## [The records]
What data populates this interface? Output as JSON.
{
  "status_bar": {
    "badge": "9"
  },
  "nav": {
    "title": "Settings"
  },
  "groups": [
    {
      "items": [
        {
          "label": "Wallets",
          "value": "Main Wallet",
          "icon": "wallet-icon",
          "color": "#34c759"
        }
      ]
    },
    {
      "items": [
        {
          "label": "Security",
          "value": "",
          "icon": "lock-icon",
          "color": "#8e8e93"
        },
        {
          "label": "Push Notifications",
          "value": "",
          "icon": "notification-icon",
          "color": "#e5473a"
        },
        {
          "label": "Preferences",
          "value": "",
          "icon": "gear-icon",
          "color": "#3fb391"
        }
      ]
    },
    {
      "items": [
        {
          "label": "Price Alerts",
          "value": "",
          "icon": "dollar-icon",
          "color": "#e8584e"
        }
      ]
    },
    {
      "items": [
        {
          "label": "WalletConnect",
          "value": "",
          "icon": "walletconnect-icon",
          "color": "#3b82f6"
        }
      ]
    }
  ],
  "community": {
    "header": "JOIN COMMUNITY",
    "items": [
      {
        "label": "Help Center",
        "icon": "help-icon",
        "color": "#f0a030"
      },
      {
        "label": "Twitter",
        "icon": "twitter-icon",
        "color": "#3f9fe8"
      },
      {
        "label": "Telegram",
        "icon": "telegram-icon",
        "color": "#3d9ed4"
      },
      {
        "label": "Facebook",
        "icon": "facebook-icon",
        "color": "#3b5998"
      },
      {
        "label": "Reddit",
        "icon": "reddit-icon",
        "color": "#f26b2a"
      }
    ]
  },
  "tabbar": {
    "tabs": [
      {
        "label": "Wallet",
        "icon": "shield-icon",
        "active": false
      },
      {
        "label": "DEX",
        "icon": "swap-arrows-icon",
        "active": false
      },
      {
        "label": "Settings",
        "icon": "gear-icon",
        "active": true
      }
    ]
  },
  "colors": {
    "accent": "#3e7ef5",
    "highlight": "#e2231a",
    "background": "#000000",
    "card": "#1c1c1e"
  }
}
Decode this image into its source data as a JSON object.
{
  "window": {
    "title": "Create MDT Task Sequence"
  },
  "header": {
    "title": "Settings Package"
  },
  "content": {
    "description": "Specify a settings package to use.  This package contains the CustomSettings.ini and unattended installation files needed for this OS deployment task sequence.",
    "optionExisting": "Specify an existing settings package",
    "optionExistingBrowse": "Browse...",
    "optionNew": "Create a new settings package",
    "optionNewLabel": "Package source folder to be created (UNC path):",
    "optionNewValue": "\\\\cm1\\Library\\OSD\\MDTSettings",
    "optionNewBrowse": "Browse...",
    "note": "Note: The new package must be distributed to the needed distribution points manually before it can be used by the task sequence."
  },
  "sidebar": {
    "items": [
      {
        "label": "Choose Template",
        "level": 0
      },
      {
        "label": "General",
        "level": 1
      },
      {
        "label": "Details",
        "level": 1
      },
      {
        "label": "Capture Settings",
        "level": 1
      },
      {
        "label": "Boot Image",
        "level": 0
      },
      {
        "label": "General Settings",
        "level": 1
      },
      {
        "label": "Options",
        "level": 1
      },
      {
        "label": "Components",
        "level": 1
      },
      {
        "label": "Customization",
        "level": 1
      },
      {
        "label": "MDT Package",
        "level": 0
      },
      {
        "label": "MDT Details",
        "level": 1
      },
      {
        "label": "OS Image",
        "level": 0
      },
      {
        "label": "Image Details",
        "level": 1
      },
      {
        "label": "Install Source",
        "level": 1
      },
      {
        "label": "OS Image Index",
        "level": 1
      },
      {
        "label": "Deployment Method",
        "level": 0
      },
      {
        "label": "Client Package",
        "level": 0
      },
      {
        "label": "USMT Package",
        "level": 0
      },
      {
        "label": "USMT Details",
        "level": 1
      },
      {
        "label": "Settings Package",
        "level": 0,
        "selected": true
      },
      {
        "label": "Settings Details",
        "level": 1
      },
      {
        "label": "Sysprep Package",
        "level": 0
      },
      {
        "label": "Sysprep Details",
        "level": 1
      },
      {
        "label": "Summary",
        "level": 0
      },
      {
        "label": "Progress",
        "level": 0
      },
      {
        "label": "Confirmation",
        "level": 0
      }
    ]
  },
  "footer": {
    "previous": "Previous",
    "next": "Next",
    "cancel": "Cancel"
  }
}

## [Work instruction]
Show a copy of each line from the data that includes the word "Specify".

## [Expected answer]
    "description": "Specify a settings package to use.  This package contains the CustomSettings.ini and unattended installation files needed for this OS deployment task sequence.",
    "optionExisting": "Specify an existing settings package",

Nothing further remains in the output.